So what are the proper construction accounting methods? Most construction contracts are long-term in nature. Thus, the underlying accounting principle known as matching, where expenses follow revenues, would be violated if the revenue from the contract were recognized right when the contract starts. To meet the matching principal objectives, there are currently two methods of revenue recognition which are allowed under GAAP for construction contractors. One is percentage-of-completion method and the other is completed contract method.
Under the percentage-of-completion method, the construction contractor recognizes revenue over the life of the construction contract based on the degree of completion. Theoretically, you earn the revenue from the contract you perform throughout the various stages of the contract in increments. Thus, if you are 25% complete on the project, you should be recognizing 25% of the contract value and comparing the revenue earned to-date to the relevant costs you have incurred to-date to correctly monitor and report the financial progress of your current project.

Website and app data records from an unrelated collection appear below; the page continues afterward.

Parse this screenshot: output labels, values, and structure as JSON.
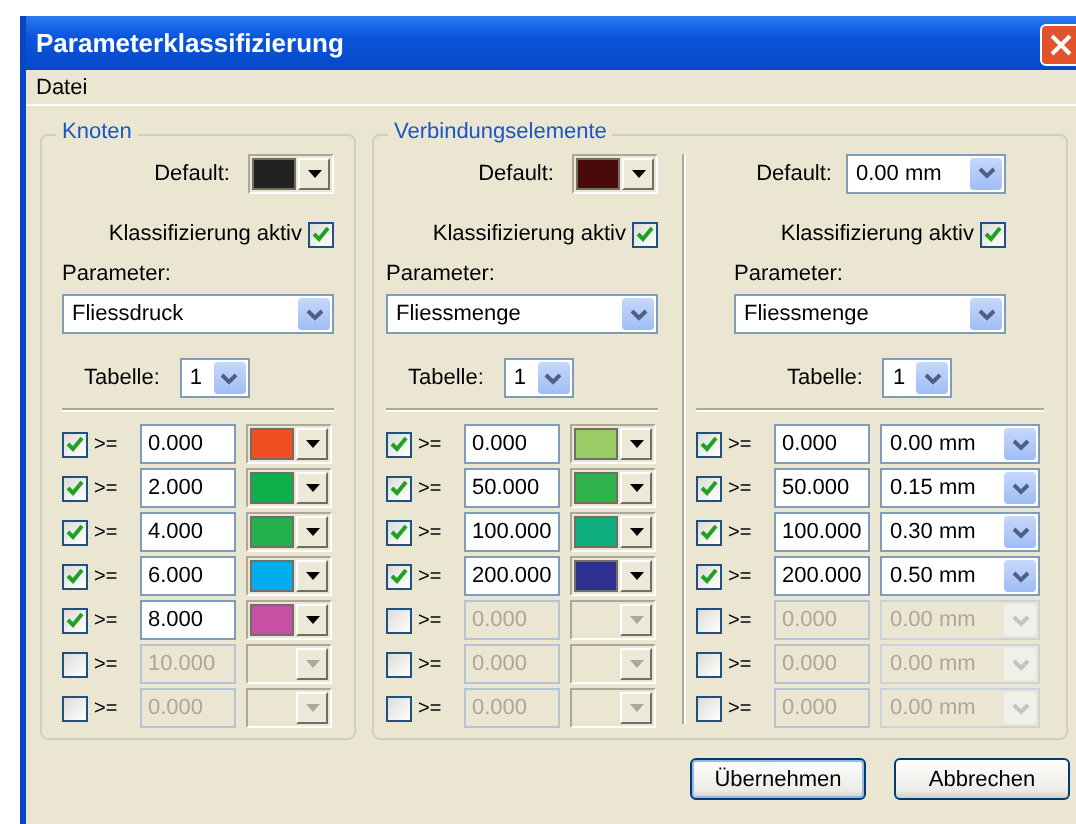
{
  "window": {
    "title": "Parameterklassifizierung"
  },
  "menu": [
    {
      "label": "Datei"
    }
  ],
  "groups": [
    {
      "title": "Knoten",
      "columns": [
        {
          "kind": "color",
          "default": {
            "label": "Default:",
            "color": "#222222"
          },
          "active_label": "Klassifizierung aktiv",
          "active": true,
          "parameter_label": "Parameter:",
          "parameter": "Fliessdruck",
          "table_label": "Tabelle:",
          "table": "1",
          "rows": [
            {
              "checked": true,
              "operator": ">=",
              "value": "0.000",
              "color": "#f04e23"
            },
            {
              "checked": true,
              "operator": ">=",
              "value": "2.000",
              "color": "#0db04b"
            },
            {
              "checked": true,
              "operator": ">=",
              "value": "4.000",
              "color": "#22b14c"
            },
            {
              "checked": true,
              "operator": ">=",
              "value": "6.000",
              "color": "#00aeef"
            },
            {
              "checked": true,
              "operator": ">=",
              "value": "8.000",
              "color": "#c550a4"
            },
            {
              "checked": false,
              "operator": ">=",
              "value": "10.000"
            },
            {
              "checked": false,
              "operator": ">=",
              "value": "0.000"
            }
          ]
        }
      ]
    },
    {
      "title": "Verbindungselemente",
      "columns": [
        {
          "kind": "color",
          "default": {
            "label": "Default:",
            "color": "#4a0a0a"
          },
          "active_label": "Klassifizierung aktiv",
          "active": true,
          "parameter_label": "Parameter:",
          "parameter": "Fliessmenge",
          "table_label": "Tabelle:",
          "table": "1",
          "rows": [
            {
              "checked": true,
              "operator": ">=",
              "value": "0.000",
              "color": "#99cc66"
            },
            {
              "checked": true,
              "operator": ">=",
              "value": "50.000",
              "color": "#2db34a"
            },
            {
              "checked": true,
              "operator": ">=",
              "value": "100.000",
              "color": "#0fae7e"
            },
            {
              "checked": true,
              "operator": ">=",
              "value": "200.000",
              "color": "#2e3192"
            },
            {
              "checked": false,
              "operator": ">=",
              "value": "0.000"
            },
            {
              "checked": false,
              "operator": ">=",
              "value": "0.000"
            },
            {
              "checked": false,
              "operator": ">=",
              "value": "0.000"
            }
          ]
        },
        {
          "kind": "size",
          "default": {
            "label": "Default:",
            "value": "0.00 mm"
          },
          "active_label": "Klassifizierung aktiv",
          "active": true,
          "parameter_label": "Parameter:",
          "parameter": "Fliessmenge",
          "table_label": "Tabelle:",
          "table": "1",
          "rows": [
            {
              "checked": true,
              "operator": ">=",
              "value": "0.000",
              "size": "0.00 mm"
            },
            {
              "checked": true,
              "operator": ">=",
              "value": "50.000",
              "size": "0.15 mm"
            },
            {
              "checked": true,
              "operator": ">=",
              "value": "100.000",
              "size": "0.30 mm"
            },
            {
              "checked": true,
              "operator": ">=",
              "value": "200.000",
              "size": "0.50 mm"
            },
            {
              "checked": false,
              "operator": ">=",
              "value": "0.000",
              "size": "0.00 mm"
            },
            {
              "checked": false,
              "operator": ">=",
              "value": "0.000",
              "size": "0.00 mm"
            },
            {
              "checked": false,
              "operator": ">=",
              "value": "0.000",
              "size": "0.00 mm"
            }
          ]
        }
      ]
    }
  ],
  "buttons": [
    {
      "label": "Übernehmen",
      "default": true
    },
    {
      "label": "Abbrechen",
      "default": false
    }
  ]
}
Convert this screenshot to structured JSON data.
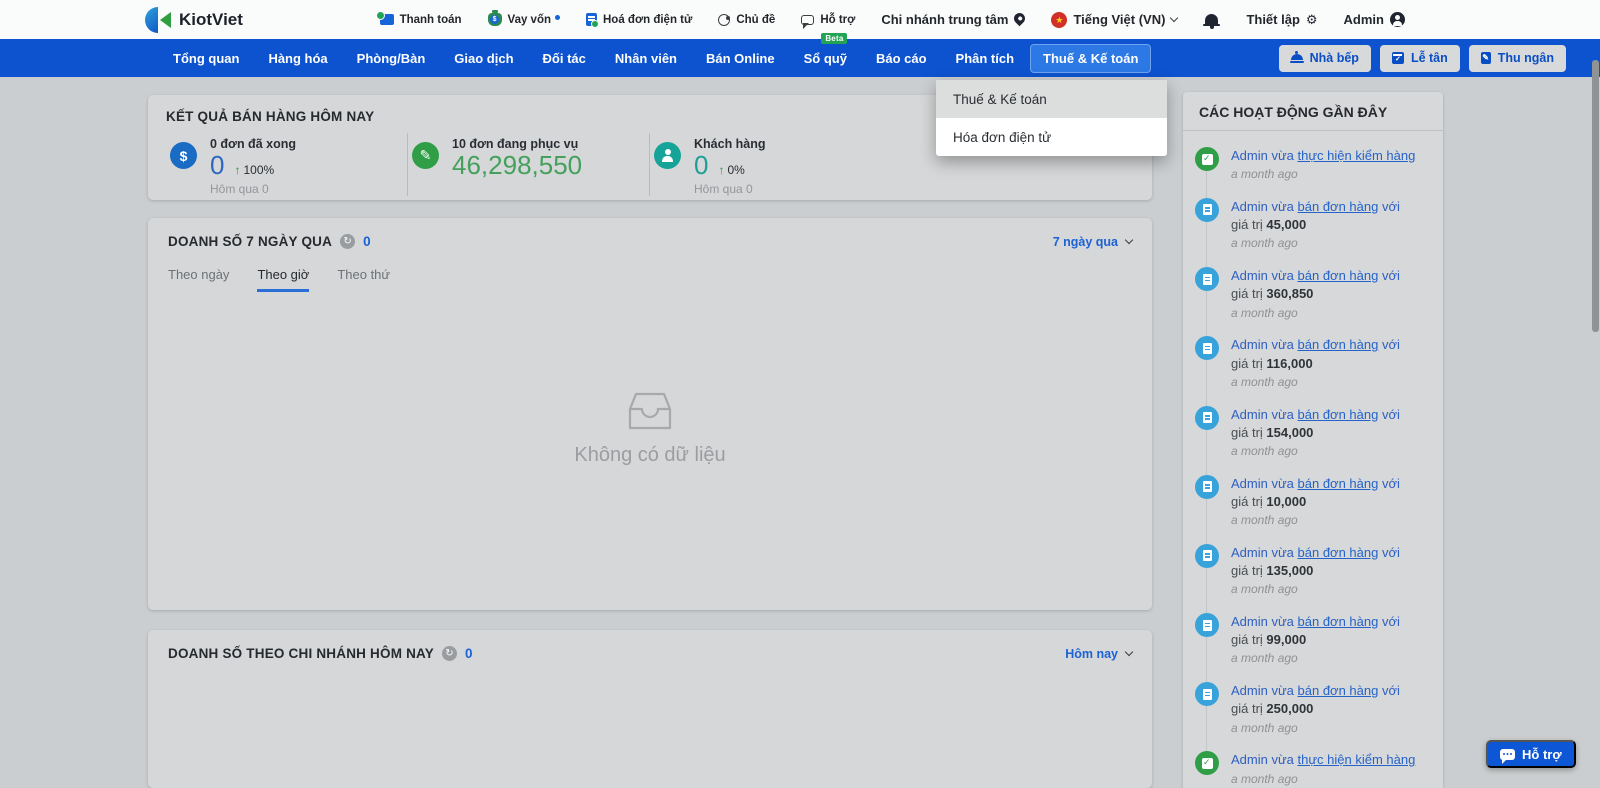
{
  "colors": {
    "navbar_blue": "#0d53cf",
    "nav_active_bg": "#2c79e6",
    "accent_blue": "#1b62d6",
    "positive_green": "#2f9e46",
    "stat_teal": "#16a398",
    "support_button_blue": "#0d57d6"
  },
  "topbar": {
    "brand": "KiotViet",
    "links": [
      {
        "label": "Thanh toán",
        "icon": "payment-icon"
      },
      {
        "label": "Vay vốn",
        "icon": "loan-icon"
      },
      {
        "label": "Hoá đơn điện tử",
        "icon": "e-invoice-icon"
      },
      {
        "label": "Chủ đề",
        "icon": "theme-icon"
      },
      {
        "label": "Hỗ trợ",
        "icon": "support-icon",
        "badge": "Beta"
      }
    ],
    "branch": "Chi nhánh trung tâm",
    "language": "Tiếng Việt (VN)",
    "settings_label": "Thiết lập",
    "user": "Admin"
  },
  "navbar": {
    "items": [
      "Tổng quan",
      "Hàng hóa",
      "Phòng/Bàn",
      "Giao dịch",
      "Đối tác",
      "Nhân viên",
      "Bán Online",
      "Sổ quỹ",
      "Báo cáo",
      "Phân tích",
      "Thuế & Kế toán"
    ],
    "active_item": "Thuế & Kế toán",
    "quick_buttons": [
      "Nhà bếp",
      "Lễ tân",
      "Thu ngân"
    ]
  },
  "dropdown_menu": {
    "items": [
      "Thuế & Kế toán",
      "Hóa đơn điện tử"
    ]
  },
  "sales_today": {
    "title": "KẾT QUẢ BÁN HÀNG HÔM NAY",
    "stats": [
      {
        "label": "0 đơn đã xong",
        "value": "0",
        "delta": "100%",
        "sub": "Hôm qua 0"
      },
      {
        "label": "10 đơn đang phục vụ",
        "value": "46,298,550"
      },
      {
        "label": "Khách hàng",
        "value": "0",
        "delta": "0%",
        "sub": "Hôm qua 0"
      }
    ]
  },
  "sales_week": {
    "title": "DOANH SỐ 7 NGÀY QUA",
    "count": "0",
    "range": "7 ngày qua",
    "tabs": [
      "Theo ngày",
      "Theo giờ",
      "Theo thứ"
    ],
    "active_tab": "Theo giờ",
    "empty_text": "Không có dữ liệu"
  },
  "sales_branch": {
    "title": "DOANH SỐ THEO CHI NHÁNH HÔM NAY",
    "count": "0",
    "range": "Hôm nay"
  },
  "activities": {
    "title": "CÁC HOẠT ĐỘNG GẦN ĐÂY",
    "items": [
      {
        "type": "check",
        "prefix": "Admin vừa",
        "link": "thực hiện kiểm hàng",
        "time": "a month ago"
      },
      {
        "type": "invoice",
        "prefix": "Admin vừa",
        "link": "bán đơn hàng",
        "suffix": "với",
        "value_label": "giá trị",
        "value": "45,000",
        "time": "a month ago"
      },
      {
        "type": "invoice",
        "prefix": "Admin vừa",
        "link": "bán đơn hàng",
        "suffix": "với",
        "value_label": "giá trị",
        "value": "360,850",
        "time": "a month ago"
      },
      {
        "type": "invoice",
        "prefix": "Admin vừa",
        "link": "bán đơn hàng",
        "suffix": "với",
        "value_label": "giá trị",
        "value": "116,000",
        "time": "a month ago"
      },
      {
        "type": "invoice",
        "prefix": "Admin vừa",
        "link": "bán đơn hàng",
        "suffix": "với",
        "value_label": "giá trị",
        "value": "154,000",
        "time": "a month ago"
      },
      {
        "type": "invoice",
        "prefix": "Admin vừa",
        "link": "bán đơn hàng",
        "suffix": "với",
        "value_label": "giá trị",
        "value": "10,000",
        "time": "a month ago"
      },
      {
        "type": "invoice",
        "prefix": "Admin vừa",
        "link": "bán đơn hàng",
        "suffix": "với",
        "value_label": "giá trị",
        "value": "135,000",
        "time": "a month ago"
      },
      {
        "type": "invoice",
        "prefix": "Admin vừa",
        "link": "bán đơn hàng",
        "suffix": "với",
        "value_label": "giá trị",
        "value": "99,000",
        "time": "a month ago"
      },
      {
        "type": "invoice",
        "prefix": "Admin vừa",
        "link": "bán đơn hàng",
        "suffix": "với",
        "value_label": "giá trị",
        "value": "250,000",
        "time": "a month ago"
      },
      {
        "type": "check",
        "prefix": "Admin vừa",
        "link": "thực hiện kiểm hàng",
        "time": "a month ago"
      }
    ]
  },
  "support_button": {
    "label": "Hỗ trợ"
  }
}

Under the completed contract method, all revenues, costs, and income are recognized only at completion of the construction project, ordinarily at the end of the construction contract.
Naturally, the percentage-of-completion method reflects the most accurate progress of your current project, and is method most often preferred by outside interested parties. For example, your surety and client are going to want to know how the project on is performing, and they are going to want to see percentage-of-completion financial statements to be sure the job is progressing on schedule.

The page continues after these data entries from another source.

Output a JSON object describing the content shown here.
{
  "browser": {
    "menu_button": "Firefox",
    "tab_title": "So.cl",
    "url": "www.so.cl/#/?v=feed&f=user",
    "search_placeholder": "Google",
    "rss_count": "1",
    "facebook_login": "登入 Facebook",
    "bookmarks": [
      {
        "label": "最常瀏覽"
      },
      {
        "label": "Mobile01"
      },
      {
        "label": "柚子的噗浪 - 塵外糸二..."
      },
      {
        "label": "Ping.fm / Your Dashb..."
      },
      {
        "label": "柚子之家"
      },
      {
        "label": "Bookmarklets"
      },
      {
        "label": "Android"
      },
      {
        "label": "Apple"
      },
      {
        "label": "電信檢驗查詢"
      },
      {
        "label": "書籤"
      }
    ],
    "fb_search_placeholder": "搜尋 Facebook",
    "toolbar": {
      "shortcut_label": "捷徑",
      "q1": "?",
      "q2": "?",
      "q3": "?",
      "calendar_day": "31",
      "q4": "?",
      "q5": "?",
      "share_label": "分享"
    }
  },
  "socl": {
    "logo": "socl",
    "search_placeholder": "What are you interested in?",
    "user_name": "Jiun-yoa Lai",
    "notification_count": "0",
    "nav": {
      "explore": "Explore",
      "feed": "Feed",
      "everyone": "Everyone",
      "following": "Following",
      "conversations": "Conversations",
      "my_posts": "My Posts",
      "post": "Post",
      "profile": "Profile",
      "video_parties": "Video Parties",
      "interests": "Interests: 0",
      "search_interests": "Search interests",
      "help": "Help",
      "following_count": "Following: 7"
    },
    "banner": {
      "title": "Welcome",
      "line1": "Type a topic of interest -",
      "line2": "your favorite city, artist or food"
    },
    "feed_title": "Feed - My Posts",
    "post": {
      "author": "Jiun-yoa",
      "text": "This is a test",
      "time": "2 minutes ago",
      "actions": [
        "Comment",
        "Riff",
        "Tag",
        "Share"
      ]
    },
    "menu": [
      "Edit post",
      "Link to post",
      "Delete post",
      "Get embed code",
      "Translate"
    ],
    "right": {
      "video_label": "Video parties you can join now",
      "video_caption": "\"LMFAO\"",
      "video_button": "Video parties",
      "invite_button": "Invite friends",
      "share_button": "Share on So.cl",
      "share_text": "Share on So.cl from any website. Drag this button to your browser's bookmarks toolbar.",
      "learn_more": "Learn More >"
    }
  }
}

Whether you are a small business or large corporation, no company is exempt for these accounting reporting standards and methods. Often the stronger and more complete financial statements that you can submit to an interested party, the better chance you have of securing that once in a lifetime contract or to increase your available bonding capacity! Often these interested parties request a formal review or audit of your financial statements and ask for an opinion on from an outside accountant on whether or not they agree with the methods your in-house accounting personnel used to prepare your financial statements.
You may also face the additional burden of trying to grow your company while meeting working capital or net income requirements, all the while trying to minimize the impact on the owner’s personal taxes! In order to grow your company under these differing pressures, we suggest that you consider selecting the completed contract method for tax purposes (i.e. if contracts are less than two years in duration) and the percentage of completion method for financial statement purposes to navigate through these complex financial situations when considered in conjunction with the tax implications.
We know that adhering to proper accounting methods and standards for construction companies can be very cumbersome and time consuming. With pressures from regulatory agencies and surety companies, failure to perform proper GAAP accounting and financial statement presentation for your company’s financial statements can cost you missed opportunities and may eliminate you from bidding on a project that may take your company to the next level! It’s important not to trust just any accountant to achieve these objectives. Inquire of their relevant industry experience and also ask them for industry references!